If you bake it as it is then, the pastry will not rise enough and may lose its shape because of the uneven temperature throughout the dough.

To avoid this, pop the prepared puff pastry items in the fridge to chill for about 5 minutes before you take it out and bake it. Make sure they are on the baking pan and ready to go into the oven straight from the fridge, with no chance of the butter softening again.

Not Maintaining Dough Temperature

We all know that to make puff pastry, the butter and dough need to be cold up until they enter the oven. However, that does not mean that you should try to start working the dough when it is frozen and has not thawed fully.

Maintaining Dough

If you start working with frozen dough, besides cracking while you work, if it does make it into the oven, the pastry will not rise properly during baking. While the butter in the dough should not melt or become too soft during handling, it should also not be frozen.

So when you pull your pastry dough out of the freezer, let it sit for half an hour to thaw enough so that you can start working with it.

Puff Pastry Baking Tips

To make sure your puff pastry rises perfectly, you need to not only prepare the dough well but also bake it properly.

Preheat the Oven Properly
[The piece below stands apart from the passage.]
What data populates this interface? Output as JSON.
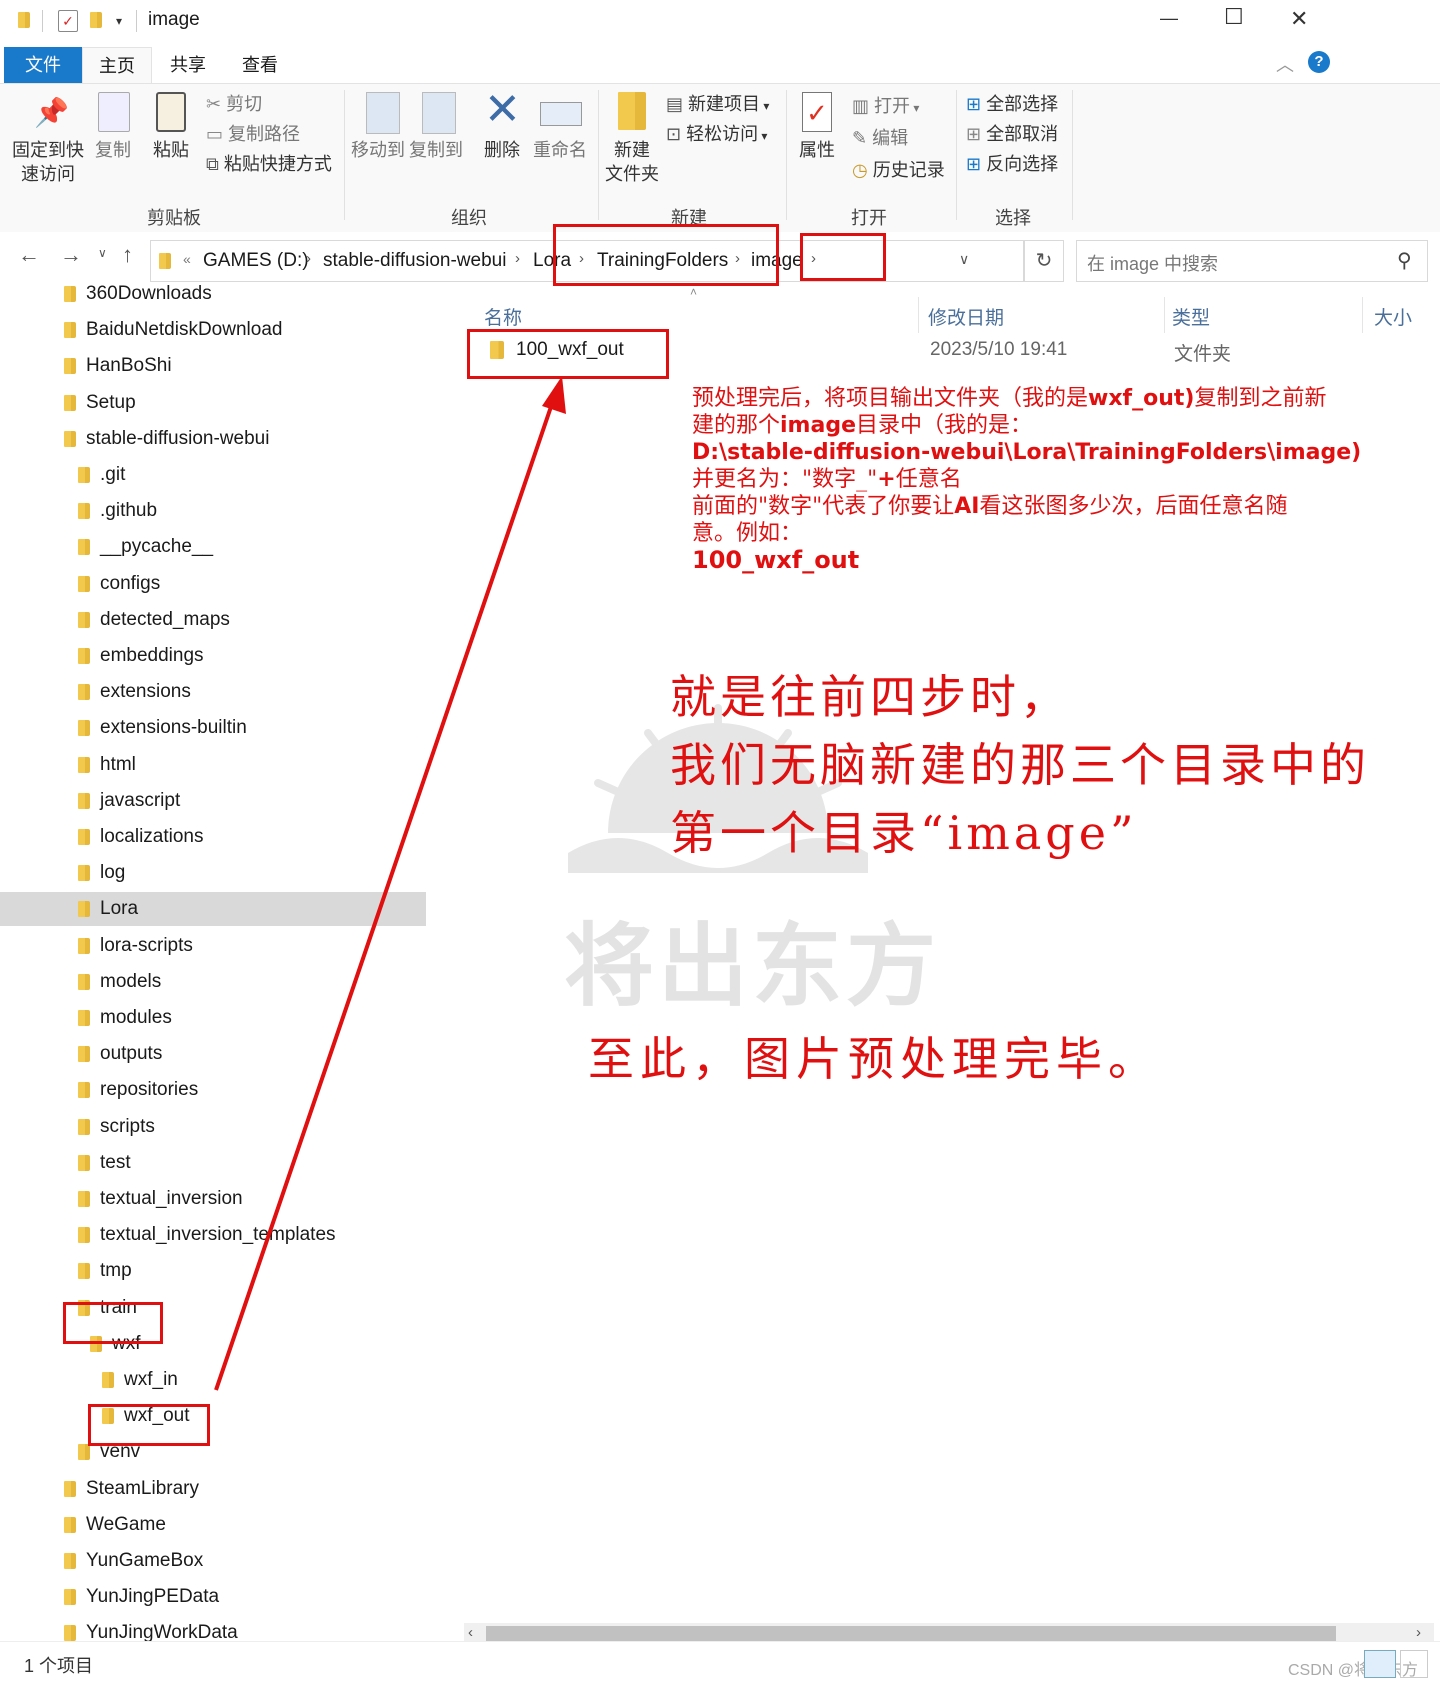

It is very important that the water content of the dough starts turning into steam as soon as the baking pan is in the oven. This means that preheating your oven to the right temperature and making sure it is hot is super essential.

Preheat the Oven

The temperature of the oven needs to be such that the chilled butter within the dough will start melting right away and help the moisture evaporate, forcing the dough to start rising in layers.

Rotate the Baking Pan

You might also want to rotate the baking pan halfway through the bake time in order to avoid cold or hot spots in your oven. Do this even if you think your own bakes food uniformly, just to ensure even rising and browning of the pastry.

The worst thing would be to have a puff pastry that is perfect on one side and not on the other, especially after putting so much effort into preparing the dough.

Perfect Baking Temperature

Puff pastry needs to be baked at a certain temperature, too, for it to turn out well in the end. One of the most common reasons why your puff pastry does not rise is that it is not baking at the right temperature.

In order to rise as it does, puff pastry needs to bake in a really hot oven, at about 400 ℉. Again, this is to ensure that the moisture in the dough can be transformed into steam quickly and forcefully so that the layers within the dough can separate and crisp up nicely.

Without the high temperature, the pastry will not rise, stay flat, and may have a clumpy or doughy texture.


As you can tell, there can be many reasons why puff pastry didn’t rise, and they can occur at almost any stage of making this baked item. So it is really important to follow through with the steps and tips mentioned above so you can have some proper puff pastry.